▶ ENTRIES SUPPLIED
• • •
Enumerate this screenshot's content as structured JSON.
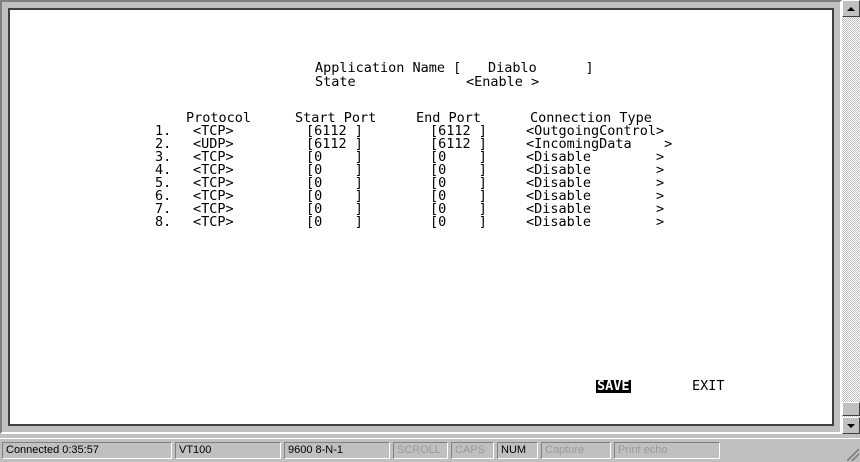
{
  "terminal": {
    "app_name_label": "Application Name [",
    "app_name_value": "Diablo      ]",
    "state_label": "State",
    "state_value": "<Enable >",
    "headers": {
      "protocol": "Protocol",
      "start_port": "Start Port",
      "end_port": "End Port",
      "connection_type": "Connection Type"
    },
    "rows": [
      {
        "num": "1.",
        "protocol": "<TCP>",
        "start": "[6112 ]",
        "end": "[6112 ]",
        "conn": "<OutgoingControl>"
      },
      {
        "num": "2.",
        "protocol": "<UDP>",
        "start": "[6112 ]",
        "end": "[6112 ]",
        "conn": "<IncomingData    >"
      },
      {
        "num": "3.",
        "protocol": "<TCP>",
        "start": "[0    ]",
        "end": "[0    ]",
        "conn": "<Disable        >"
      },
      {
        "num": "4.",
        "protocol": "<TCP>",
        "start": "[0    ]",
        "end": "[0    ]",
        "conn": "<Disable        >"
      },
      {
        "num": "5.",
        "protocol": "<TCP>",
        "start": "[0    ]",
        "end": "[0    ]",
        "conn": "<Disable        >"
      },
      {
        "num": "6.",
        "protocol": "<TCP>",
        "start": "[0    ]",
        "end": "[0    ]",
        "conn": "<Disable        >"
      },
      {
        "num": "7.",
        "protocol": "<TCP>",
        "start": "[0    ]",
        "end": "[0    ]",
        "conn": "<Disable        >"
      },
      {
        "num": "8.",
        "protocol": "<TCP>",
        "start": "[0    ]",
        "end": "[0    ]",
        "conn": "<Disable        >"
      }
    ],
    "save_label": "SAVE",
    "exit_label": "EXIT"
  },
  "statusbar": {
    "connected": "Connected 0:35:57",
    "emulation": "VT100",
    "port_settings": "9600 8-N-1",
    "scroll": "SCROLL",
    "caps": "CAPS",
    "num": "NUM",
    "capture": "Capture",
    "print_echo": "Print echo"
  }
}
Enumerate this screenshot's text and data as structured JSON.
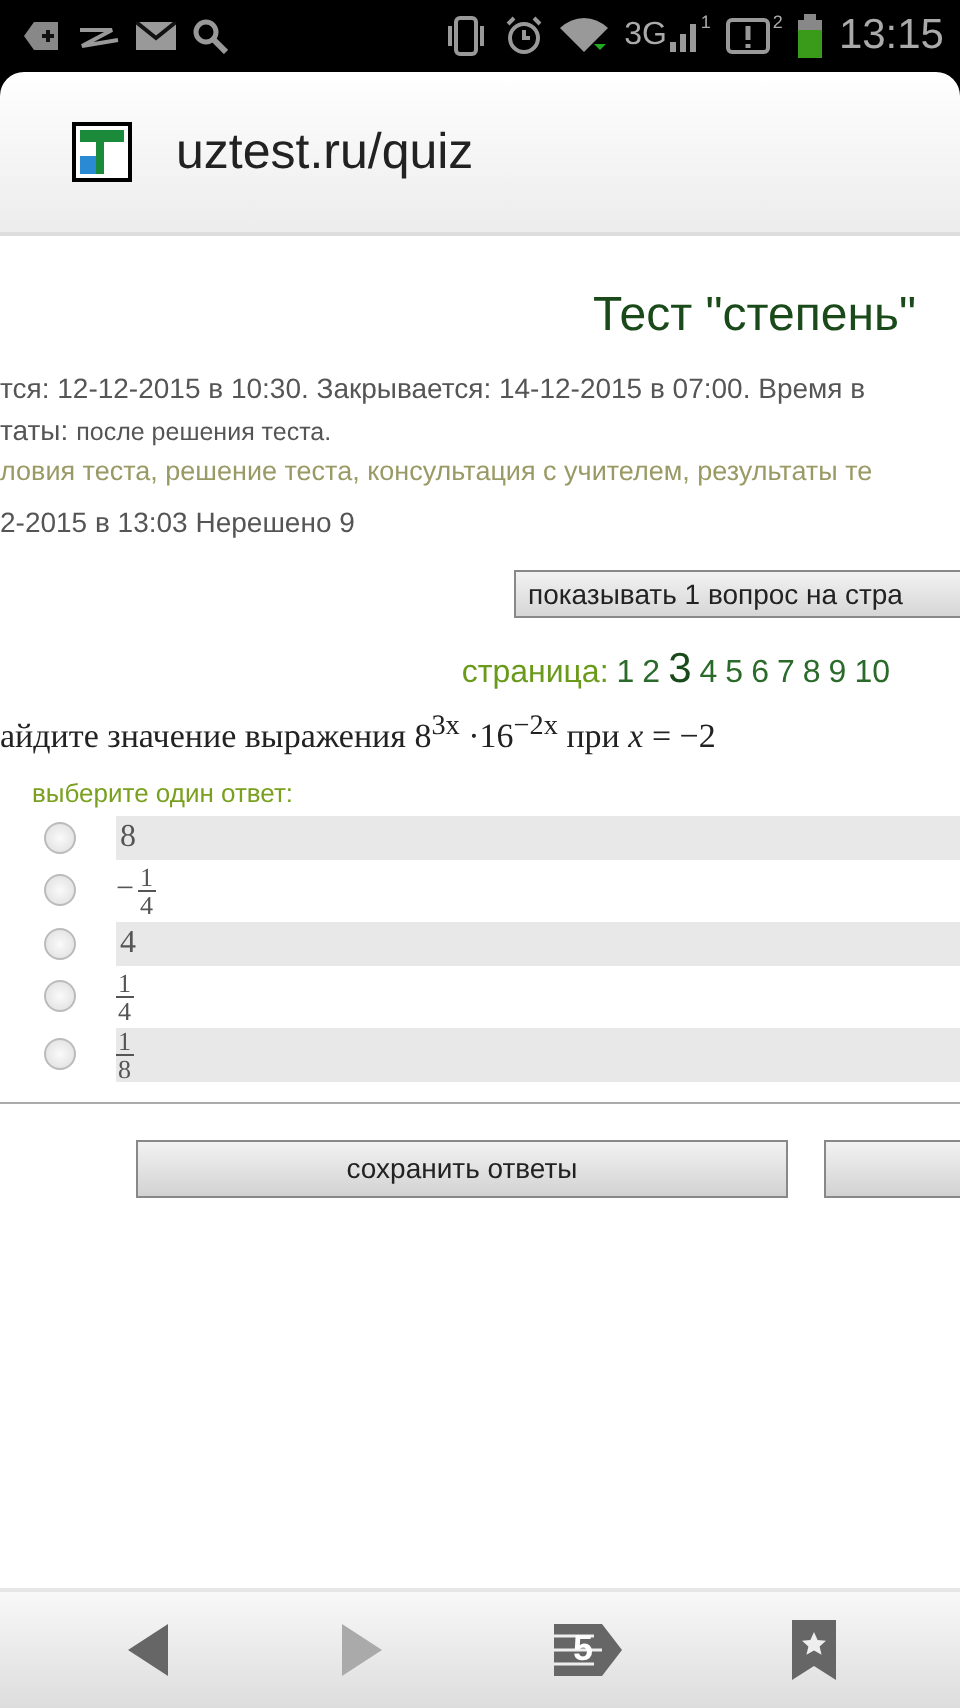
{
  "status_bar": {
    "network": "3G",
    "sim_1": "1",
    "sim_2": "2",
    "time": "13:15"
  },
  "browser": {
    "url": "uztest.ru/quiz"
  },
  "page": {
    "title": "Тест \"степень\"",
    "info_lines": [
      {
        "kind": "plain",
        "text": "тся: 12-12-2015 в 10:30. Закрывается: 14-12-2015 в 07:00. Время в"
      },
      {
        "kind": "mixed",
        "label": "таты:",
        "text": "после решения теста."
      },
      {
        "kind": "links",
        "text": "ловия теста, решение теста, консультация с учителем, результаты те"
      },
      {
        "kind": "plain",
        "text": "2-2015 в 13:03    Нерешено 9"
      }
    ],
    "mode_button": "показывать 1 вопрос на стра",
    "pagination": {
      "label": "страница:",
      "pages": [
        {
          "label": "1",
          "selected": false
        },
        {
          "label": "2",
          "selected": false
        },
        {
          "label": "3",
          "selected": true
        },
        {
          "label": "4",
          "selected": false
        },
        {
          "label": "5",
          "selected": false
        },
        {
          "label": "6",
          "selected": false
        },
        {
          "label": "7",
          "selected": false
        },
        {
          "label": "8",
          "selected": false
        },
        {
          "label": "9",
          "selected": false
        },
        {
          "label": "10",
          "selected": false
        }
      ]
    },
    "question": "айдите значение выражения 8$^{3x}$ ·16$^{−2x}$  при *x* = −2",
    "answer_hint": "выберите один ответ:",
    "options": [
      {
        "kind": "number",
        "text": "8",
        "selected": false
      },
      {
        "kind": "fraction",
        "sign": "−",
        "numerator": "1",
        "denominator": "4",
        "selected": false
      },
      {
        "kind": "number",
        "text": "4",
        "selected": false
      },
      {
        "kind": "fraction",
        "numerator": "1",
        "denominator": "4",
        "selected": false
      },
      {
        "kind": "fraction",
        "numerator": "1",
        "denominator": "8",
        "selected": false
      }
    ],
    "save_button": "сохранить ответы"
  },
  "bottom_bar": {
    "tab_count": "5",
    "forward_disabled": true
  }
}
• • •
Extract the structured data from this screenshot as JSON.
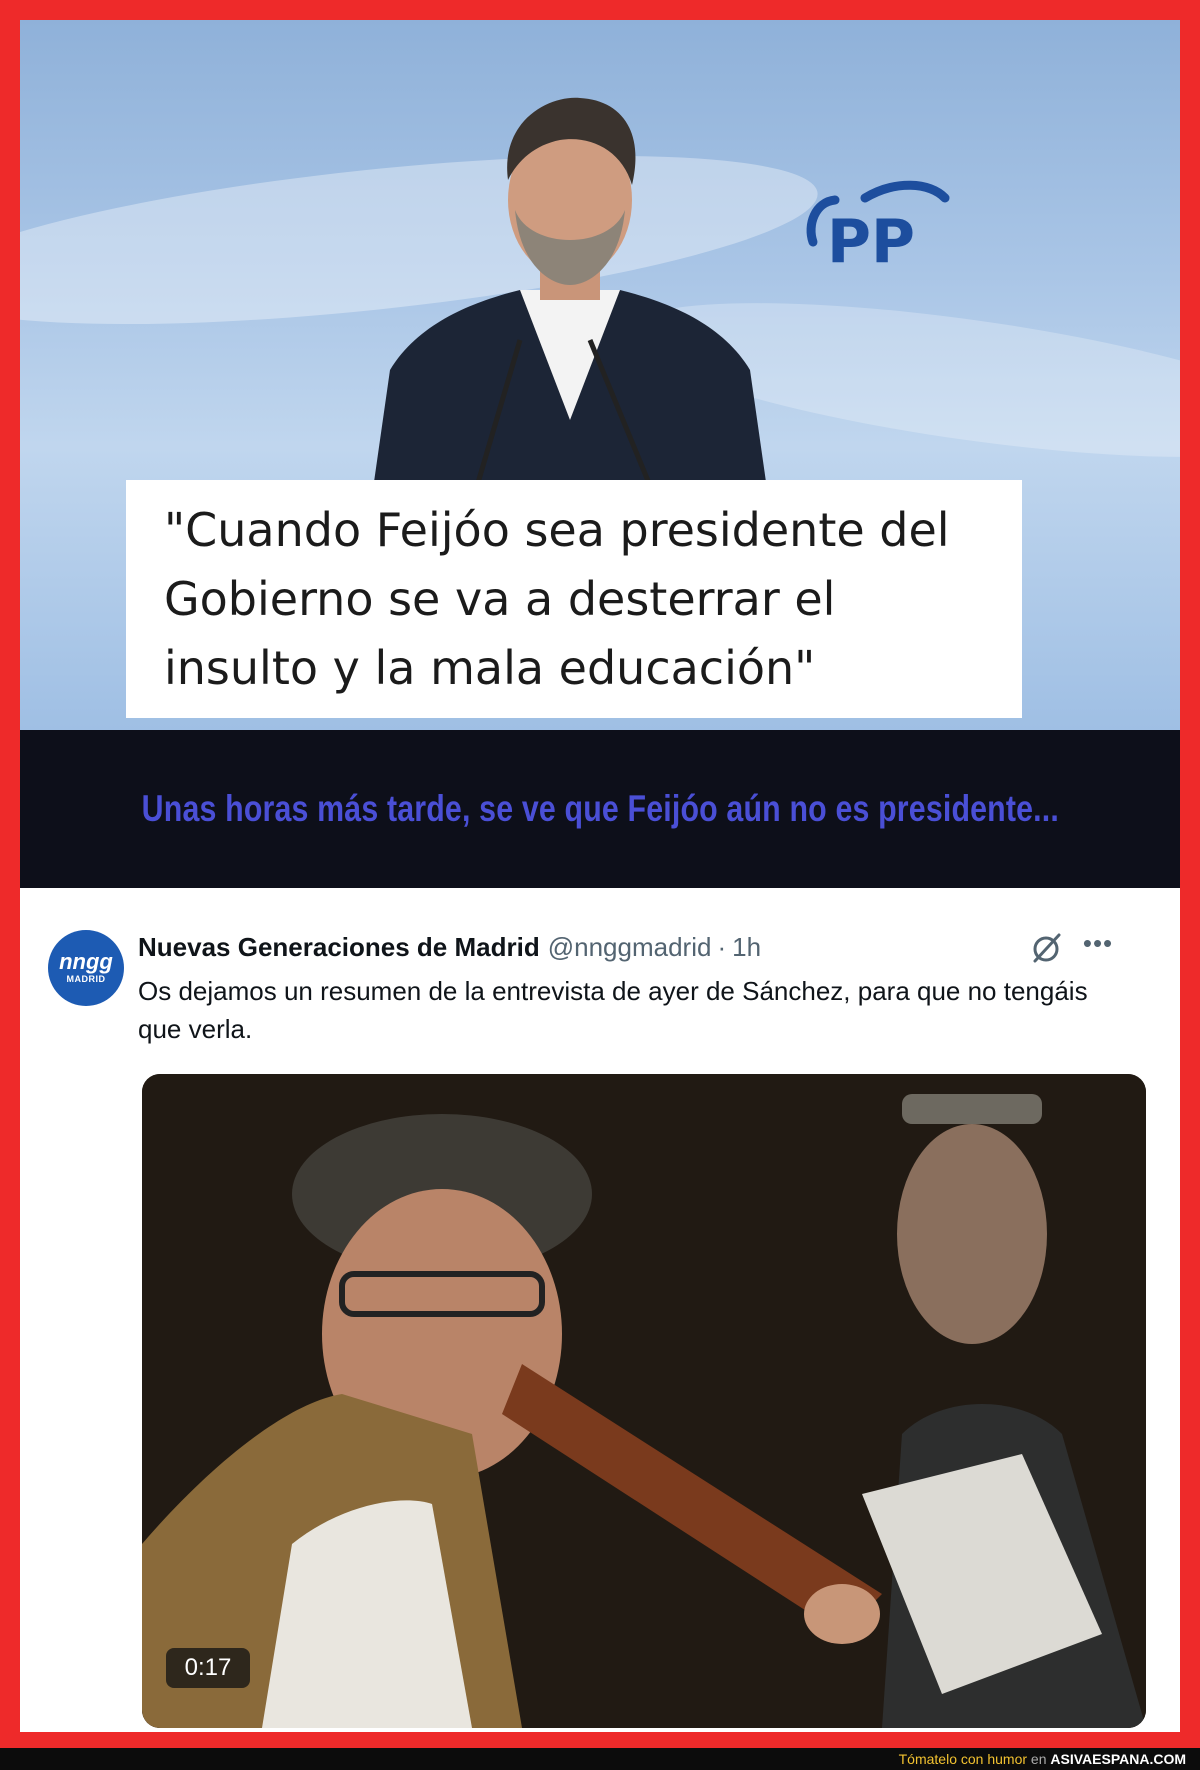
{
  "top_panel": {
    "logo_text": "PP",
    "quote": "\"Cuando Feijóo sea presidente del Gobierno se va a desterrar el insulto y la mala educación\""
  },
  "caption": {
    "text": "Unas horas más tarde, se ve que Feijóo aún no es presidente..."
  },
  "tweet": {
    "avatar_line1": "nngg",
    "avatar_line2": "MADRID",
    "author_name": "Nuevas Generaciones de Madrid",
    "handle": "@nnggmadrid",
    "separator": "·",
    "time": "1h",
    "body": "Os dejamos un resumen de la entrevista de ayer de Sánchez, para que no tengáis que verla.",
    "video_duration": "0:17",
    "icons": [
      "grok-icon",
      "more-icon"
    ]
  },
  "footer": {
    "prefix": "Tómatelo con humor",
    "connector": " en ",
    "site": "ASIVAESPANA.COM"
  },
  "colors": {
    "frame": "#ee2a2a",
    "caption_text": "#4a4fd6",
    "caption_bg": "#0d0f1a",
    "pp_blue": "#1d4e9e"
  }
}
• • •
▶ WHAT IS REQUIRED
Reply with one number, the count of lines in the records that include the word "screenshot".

▶ RESPONSE FOR THIS EXERCISE
3